Demonstration recognized discrimination against people of color
THE SANTA CLARA
October 30, 2014
Last week, nearly 60 students laid down on chalk outlines of bodies drawn in front of Shapell Lounge to mimic the appearance of a crime scene.
At the end of their demonstration, the students stood in a circle, held hands and sang “Lift Every Voice and Sing,” the black national anthem.
To protest police brutality, members of Igwebuike, Santa Clara’s black student union, held a demonstration for National Anti Police Brutality Day on Oct. 22.
Igwebuike co-chairs, juniors Lauren Gardiner and Semani Yehdego, organized the protest in an effort to raise public awareness of police brutality against unarmed citizens. Gardiner said part of Igwebuike’s job on campus is to represent people of color. She said the demonstration accomplished this goal, since victims of police-initiated violence are disproportionately black.
The issue of police violence against African Americans recently gained national attention after a police officer shot black teenager Michael Brown in Ferguson, Miss. this August. Outrage among the black community about the shooting sparked a series of protests in Ferguson, which gained national attention.
Among the Ferguson protesters was author and activist Cornel West, who was arrested on Oct. 13, just 10 days after he visited Santa Clara to speak about activism within the black community.
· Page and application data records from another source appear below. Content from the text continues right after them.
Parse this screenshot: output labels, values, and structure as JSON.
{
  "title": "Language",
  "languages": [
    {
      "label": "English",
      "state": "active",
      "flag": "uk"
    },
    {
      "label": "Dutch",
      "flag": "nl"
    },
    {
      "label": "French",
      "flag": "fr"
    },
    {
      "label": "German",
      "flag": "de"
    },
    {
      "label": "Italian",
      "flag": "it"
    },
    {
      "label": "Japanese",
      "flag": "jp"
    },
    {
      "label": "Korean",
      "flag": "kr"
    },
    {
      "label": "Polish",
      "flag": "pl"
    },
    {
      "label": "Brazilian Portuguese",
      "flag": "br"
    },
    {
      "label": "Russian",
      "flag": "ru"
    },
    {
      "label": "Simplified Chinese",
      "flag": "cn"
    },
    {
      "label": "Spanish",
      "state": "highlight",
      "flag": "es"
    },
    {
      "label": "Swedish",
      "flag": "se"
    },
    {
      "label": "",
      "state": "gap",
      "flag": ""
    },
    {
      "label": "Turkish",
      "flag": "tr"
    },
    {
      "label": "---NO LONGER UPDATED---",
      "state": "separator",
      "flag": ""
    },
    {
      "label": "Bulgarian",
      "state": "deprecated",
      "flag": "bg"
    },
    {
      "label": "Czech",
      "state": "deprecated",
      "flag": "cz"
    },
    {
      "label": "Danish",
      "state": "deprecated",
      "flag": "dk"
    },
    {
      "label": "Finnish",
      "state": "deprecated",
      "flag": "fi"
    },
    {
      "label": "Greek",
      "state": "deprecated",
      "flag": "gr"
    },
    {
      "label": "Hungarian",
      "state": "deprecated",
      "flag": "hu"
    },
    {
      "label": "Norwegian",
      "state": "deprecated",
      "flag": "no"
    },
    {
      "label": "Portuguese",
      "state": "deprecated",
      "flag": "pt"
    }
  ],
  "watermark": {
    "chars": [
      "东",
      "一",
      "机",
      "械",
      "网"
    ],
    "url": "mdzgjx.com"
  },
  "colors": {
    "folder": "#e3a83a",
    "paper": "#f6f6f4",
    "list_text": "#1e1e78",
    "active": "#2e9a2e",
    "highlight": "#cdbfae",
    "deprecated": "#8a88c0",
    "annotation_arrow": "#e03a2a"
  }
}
Yehdego said West’s arrest helped inspire Igwebuike’s decision to hold the demonstrations.
“(The Igwebuike protest) demonstrates (Santa Clara’s) mission,” Yehdego said. “This is how we can show what we’ve learned about social justice.”
The demonstrators did not solely pay tribute to black victims, nor did they deride police officers.
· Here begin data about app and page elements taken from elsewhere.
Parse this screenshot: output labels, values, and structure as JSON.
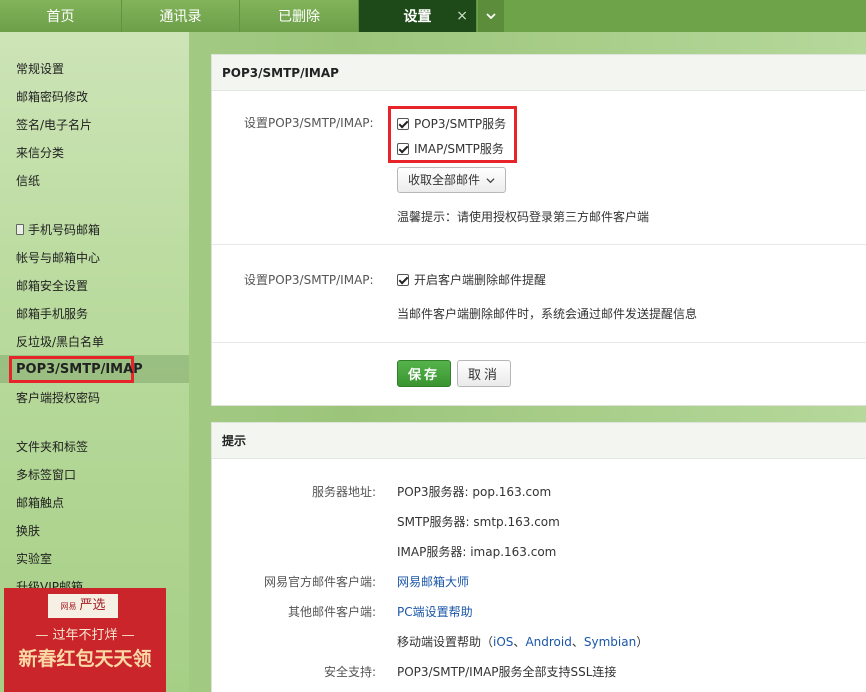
{
  "tabs": {
    "home": "首页",
    "contacts": "通讯录",
    "deleted": "已删除",
    "settings": "设置",
    "close_glyph": "×"
  },
  "sidebar": {
    "group1": [
      "常规设置",
      "邮箱密码修改",
      "签名/电子名片",
      "来信分类",
      "信纸"
    ],
    "group2": [
      "手机号码邮箱",
      "帐号与邮箱中心",
      "邮箱安全设置",
      "邮箱手机服务",
      "反垃圾/黑白名单",
      "POP3/SMTP/IMAP",
      "客户端授权密码"
    ],
    "group3": [
      "文件夹和标签",
      "多标签窗口",
      "邮箱触点",
      "换肤",
      "实验室",
      "升级VIP邮箱"
    ]
  },
  "ad": {
    "brand_small": "网易",
    "brand": "严选",
    "slogan": "— 过年不打烊 —",
    "headline": "新春红包天天领"
  },
  "pop_panel": {
    "title": "POP3/SMTP/IMAP",
    "row1_label": "设置POP3/SMTP/IMAP:",
    "pop3_smtp": "POP3/SMTP服务",
    "imap_smtp": "IMAP/SMTP服务",
    "receive_select": "收取全部邮件",
    "tip": "温馨提示：请使用授权码登录第三方邮件客户端",
    "row2_label": "设置POP3/SMTP/IMAP:",
    "delete_notify": "开启客户端删除邮件提醒",
    "delete_desc": "当邮件客户端删除邮件时，系统会通过邮件发送提醒信息",
    "save": "保存",
    "cancel": "取消"
  },
  "hint_panel": {
    "title": "提示",
    "server_label": "服务器地址:",
    "pop3": "POP3服务器: pop.163.com",
    "smtp": "SMTP服务器: smtp.163.com",
    "imap": "IMAP服务器: imap.163.com",
    "official_label": "网易官方邮件客户端:",
    "official_link": "网易邮箱大师",
    "other_label": "其他邮件客户端:",
    "pc_help": "PC端设置帮助",
    "mobile_prefix": "移动端设置帮助（",
    "ios": "iOS",
    "sep1": "、",
    "android": "Android",
    "sep2": "、",
    "symbian": "Symbian",
    "mobile_suffix": "）",
    "security_label": "安全支持:",
    "security_text": "POP3/SMTP/IMAP服务全部支持SSL连接"
  },
  "colors": {
    "accent_green": "#3a9532",
    "highlight_red": "#e8242b",
    "link_blue": "#1a56a8"
  }
}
Yehdego said that she has friends and family in law enforcement, and that she has no ill will towards the institution or towards the people in law enforcement.
“We’re not calling for a war on police officers,” she said. “It’s just our way of saying that people shouldn’t be killed if they’re not armed and dangerous.”
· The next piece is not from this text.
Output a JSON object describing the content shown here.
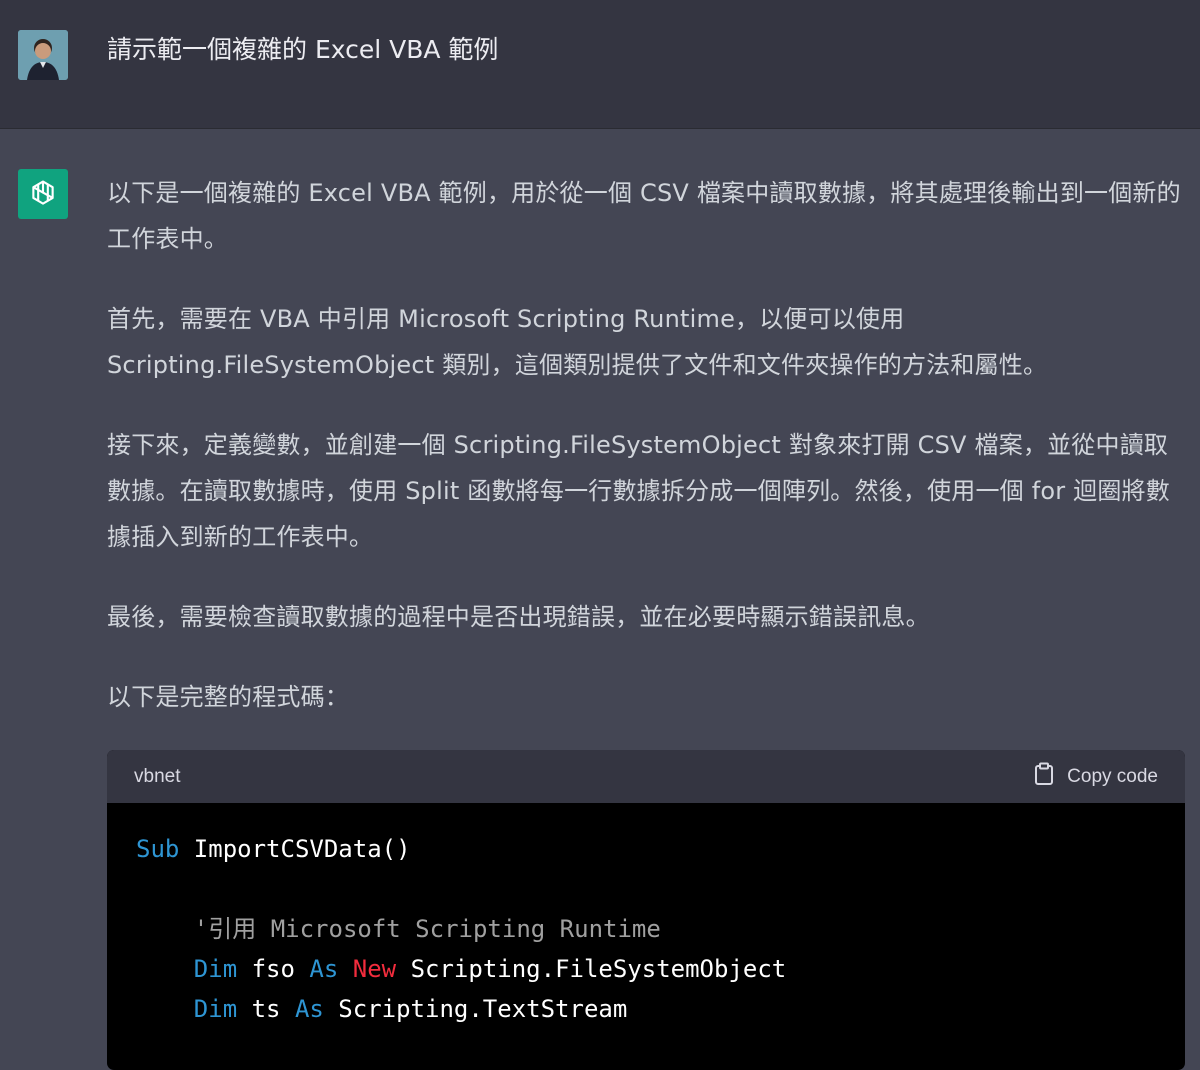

Junior Kendall McIntosh, who participated in the demonstration, said that although the message of the protest may not reach far beyond campus, he participated because the cause is important to him and to the rest of the black community.
“Each generation has their own protest or movement,” he added. “This one could be ours.”
Contact Collin Baker at firstname.lastname@example.org .